Built in the fourth century B.C., the gate was one of only two entrances to the city, which was protected by a trio of watchtowers and fronted by a 15-meter-wide moat. Unfortunately, despite its strong fortifications, the gate was breached in 333 B.C. when Alexander the Great besieged the city, and the preserved remains are now all that is left of the famous battle site.

Learn More
Konyaalti Beach (Konyaalti Plaji)

Konyaalti Beach (Konyaalti Plaji)

star-5
180
2 Tours and Activities

One of Antalya’s two main city beaches, Konyaalti Beach (Konyaaltı Plajı) is a popular spot for both locals and travelers.
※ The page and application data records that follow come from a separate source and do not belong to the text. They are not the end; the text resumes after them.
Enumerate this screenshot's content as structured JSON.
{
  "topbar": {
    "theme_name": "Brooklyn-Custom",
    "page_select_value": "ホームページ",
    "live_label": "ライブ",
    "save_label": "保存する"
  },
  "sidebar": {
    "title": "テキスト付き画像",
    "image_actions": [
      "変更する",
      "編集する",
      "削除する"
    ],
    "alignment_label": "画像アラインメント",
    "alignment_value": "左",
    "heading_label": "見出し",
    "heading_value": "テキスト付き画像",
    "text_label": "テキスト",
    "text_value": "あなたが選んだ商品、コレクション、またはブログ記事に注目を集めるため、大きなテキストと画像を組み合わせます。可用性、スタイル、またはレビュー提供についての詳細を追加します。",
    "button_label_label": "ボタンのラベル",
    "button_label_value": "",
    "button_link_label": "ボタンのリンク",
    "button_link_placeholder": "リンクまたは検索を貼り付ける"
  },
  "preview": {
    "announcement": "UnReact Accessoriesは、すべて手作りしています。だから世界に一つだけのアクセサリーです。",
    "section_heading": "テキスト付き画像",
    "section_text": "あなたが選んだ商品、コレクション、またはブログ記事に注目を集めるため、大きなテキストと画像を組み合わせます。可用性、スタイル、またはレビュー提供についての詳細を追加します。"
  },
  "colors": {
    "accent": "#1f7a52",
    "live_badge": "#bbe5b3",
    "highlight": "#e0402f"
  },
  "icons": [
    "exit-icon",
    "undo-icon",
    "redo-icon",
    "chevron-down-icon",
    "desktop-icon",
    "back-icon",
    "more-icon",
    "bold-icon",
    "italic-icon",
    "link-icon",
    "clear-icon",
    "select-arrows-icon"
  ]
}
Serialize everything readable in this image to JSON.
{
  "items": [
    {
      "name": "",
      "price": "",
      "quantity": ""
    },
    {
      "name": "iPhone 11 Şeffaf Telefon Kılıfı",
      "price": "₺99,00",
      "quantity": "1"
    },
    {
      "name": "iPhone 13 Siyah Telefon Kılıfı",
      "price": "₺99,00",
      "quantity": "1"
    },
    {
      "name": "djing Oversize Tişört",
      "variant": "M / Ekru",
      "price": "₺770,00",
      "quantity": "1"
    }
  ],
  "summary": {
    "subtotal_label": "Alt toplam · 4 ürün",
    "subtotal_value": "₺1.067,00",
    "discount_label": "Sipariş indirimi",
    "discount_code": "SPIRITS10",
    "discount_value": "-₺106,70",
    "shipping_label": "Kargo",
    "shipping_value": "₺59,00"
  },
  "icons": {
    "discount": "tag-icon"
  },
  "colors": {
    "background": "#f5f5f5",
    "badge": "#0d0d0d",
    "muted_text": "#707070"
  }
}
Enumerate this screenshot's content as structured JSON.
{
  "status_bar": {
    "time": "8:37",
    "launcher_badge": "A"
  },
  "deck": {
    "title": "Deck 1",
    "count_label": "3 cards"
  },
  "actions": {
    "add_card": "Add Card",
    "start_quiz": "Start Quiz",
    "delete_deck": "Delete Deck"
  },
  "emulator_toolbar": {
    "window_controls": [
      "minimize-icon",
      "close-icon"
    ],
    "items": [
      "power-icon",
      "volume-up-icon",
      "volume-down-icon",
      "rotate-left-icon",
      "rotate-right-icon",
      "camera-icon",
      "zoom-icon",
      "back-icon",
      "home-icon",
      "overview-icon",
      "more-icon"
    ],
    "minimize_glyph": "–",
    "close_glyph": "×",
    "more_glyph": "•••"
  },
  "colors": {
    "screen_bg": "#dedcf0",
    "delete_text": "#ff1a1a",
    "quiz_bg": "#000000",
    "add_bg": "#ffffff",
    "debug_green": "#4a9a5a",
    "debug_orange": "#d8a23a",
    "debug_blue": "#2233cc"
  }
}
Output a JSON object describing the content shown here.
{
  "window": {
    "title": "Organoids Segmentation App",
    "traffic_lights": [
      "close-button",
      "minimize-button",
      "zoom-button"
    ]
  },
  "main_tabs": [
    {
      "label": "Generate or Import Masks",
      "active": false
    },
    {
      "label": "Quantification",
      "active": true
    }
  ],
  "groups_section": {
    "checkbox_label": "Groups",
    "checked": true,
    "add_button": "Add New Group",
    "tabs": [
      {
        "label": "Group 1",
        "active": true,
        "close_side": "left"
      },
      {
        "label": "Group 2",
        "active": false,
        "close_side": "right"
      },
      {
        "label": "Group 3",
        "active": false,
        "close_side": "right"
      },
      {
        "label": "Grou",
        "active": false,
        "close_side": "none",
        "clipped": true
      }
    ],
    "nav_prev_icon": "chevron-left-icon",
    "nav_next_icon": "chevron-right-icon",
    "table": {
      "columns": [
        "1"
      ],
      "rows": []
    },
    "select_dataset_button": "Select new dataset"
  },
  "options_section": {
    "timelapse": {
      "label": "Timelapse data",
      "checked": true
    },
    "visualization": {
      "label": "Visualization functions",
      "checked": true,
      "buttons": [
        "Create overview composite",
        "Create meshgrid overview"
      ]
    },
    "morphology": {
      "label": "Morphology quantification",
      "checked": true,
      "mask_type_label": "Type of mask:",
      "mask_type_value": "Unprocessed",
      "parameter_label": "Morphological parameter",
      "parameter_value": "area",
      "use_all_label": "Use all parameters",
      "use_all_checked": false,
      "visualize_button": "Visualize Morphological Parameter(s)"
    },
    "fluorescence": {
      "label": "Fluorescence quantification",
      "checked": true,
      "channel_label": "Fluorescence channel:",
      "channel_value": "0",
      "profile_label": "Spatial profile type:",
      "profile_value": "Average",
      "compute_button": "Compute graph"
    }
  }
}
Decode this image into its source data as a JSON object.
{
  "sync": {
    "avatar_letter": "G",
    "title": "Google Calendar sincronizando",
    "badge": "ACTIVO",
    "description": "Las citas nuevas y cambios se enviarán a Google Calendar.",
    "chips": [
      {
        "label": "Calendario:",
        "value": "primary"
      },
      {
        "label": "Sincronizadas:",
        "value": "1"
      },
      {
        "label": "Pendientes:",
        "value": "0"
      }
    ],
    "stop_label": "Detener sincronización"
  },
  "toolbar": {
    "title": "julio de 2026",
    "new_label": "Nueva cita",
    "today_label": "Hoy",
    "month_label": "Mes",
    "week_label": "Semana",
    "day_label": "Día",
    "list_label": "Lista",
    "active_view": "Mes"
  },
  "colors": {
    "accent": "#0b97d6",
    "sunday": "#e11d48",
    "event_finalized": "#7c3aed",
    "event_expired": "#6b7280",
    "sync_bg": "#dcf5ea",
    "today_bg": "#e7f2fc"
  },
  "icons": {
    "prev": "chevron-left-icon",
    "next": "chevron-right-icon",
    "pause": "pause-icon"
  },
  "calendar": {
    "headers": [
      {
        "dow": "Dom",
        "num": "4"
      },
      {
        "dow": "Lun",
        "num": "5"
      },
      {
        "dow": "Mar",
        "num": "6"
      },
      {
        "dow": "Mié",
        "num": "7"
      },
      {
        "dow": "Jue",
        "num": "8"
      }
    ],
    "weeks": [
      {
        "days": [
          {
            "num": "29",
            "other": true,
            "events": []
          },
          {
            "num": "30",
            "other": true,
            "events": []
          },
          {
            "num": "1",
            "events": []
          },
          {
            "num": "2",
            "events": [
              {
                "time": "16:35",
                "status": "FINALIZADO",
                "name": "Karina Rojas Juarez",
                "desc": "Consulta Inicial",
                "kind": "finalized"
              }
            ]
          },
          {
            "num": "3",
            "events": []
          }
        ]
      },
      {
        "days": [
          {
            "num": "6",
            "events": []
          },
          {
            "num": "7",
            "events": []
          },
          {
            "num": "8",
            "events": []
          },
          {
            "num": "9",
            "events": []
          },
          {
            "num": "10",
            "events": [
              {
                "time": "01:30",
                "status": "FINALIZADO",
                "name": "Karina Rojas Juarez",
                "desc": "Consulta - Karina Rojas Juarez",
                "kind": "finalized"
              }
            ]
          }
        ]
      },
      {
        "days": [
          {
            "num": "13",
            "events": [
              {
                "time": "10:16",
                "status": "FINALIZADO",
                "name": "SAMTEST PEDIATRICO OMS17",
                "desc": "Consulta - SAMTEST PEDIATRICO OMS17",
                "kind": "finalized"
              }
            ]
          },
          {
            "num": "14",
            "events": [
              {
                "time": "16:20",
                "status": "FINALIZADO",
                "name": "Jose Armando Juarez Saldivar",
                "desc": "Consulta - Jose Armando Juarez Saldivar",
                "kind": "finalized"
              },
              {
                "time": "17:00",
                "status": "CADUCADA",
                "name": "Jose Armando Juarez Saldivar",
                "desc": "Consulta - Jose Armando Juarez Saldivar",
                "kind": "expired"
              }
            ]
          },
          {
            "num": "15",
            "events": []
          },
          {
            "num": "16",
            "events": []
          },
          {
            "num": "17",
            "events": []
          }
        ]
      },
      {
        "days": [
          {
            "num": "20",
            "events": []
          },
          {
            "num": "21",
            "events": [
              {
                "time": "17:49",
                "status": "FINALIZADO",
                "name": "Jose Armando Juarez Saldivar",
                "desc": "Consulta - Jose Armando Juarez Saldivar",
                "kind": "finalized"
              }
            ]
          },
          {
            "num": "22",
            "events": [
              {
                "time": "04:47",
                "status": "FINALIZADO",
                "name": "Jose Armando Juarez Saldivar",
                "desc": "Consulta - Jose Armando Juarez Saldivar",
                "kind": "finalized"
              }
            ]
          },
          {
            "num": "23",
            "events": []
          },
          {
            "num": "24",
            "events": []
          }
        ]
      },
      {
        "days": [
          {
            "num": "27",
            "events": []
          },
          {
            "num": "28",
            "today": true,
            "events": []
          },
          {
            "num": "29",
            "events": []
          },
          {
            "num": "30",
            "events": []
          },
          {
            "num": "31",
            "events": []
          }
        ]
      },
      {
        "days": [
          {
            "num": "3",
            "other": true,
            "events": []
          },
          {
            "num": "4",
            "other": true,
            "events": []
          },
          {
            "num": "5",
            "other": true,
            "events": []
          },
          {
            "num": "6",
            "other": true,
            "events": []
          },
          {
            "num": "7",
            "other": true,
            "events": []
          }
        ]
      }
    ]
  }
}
Stretching for 4.3 miles (7 kilometers) west of the city, Konyaalti has a mix of pebble and sand beaches, where sun worshipers can swim and enjoy water sports against the dramatic backdrop of the Beydağlari Mountains.

Learn More
Selimiye

Selimiye

star-4
1
9 Tours and Activities

Selimiye is a small seaside fishing village about 25 miles from the city of Marmaris, Turkey. It is located on the Bozburun Peninsula along the Aegean Sea. Due to its unspoiled and laid back charm, Selimiye is often referred to as the real face of Turkey. While there are a few small hotels and guesthouses, you won't find big resorts here. There are restaurants and cafes serving traditional Turkish food, including plenty of fish caught fresh from the Aegean Sea and locally grown fruits and vegetables. Selimiye is well known for growing figs and almonds.

The town has a long tradition of wooden boat making, so visitors will see many boat yards in the area. These traditional boats are called gulets. Due to Selimiye's location and boat-making tradition, boat trips are popular activity for exploring the area. You can also visit the ruins of Hydas. The remains of three castles can be found in the hills of Selimiye. Near the shore is an old stone lighthouse, and southeast of the bay you'll find the remains of the city walls from the Hellenistic period. Visitors can also enjoy swimming in the sea from the small beach called Silimani.

Learn More